(ENTRIES PROVIDED)

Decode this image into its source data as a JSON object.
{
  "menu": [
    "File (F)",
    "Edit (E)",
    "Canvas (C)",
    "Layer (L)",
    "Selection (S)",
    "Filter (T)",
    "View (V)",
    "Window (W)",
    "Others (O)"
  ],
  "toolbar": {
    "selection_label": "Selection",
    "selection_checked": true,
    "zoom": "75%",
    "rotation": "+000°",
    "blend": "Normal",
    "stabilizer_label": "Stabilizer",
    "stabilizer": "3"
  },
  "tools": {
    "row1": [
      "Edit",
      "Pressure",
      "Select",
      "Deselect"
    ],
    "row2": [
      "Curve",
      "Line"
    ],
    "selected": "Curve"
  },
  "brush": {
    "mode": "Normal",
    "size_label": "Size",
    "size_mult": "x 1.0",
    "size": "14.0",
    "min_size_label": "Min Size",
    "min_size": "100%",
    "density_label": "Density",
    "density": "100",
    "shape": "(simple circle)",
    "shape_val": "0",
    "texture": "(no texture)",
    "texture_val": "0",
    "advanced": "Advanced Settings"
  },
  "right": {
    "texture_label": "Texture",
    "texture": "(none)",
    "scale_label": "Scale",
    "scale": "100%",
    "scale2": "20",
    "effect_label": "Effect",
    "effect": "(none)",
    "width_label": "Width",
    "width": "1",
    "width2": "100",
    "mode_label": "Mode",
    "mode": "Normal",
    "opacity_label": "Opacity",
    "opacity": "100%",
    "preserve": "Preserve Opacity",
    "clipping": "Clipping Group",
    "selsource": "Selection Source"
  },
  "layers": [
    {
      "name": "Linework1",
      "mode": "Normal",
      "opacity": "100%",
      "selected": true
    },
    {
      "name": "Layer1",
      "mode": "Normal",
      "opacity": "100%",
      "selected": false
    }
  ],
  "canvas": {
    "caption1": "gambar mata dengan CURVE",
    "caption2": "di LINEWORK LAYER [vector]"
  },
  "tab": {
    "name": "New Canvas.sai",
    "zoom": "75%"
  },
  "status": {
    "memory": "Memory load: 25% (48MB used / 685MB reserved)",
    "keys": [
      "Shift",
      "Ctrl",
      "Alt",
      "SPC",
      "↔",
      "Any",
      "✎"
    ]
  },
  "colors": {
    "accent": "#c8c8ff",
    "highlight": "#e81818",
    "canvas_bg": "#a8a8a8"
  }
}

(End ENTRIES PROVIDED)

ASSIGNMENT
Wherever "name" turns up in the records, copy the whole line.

RESPONSE BELOW
      "name": "Linework1",
      "name": "Layer1",
    "name": "New Canvas.sai",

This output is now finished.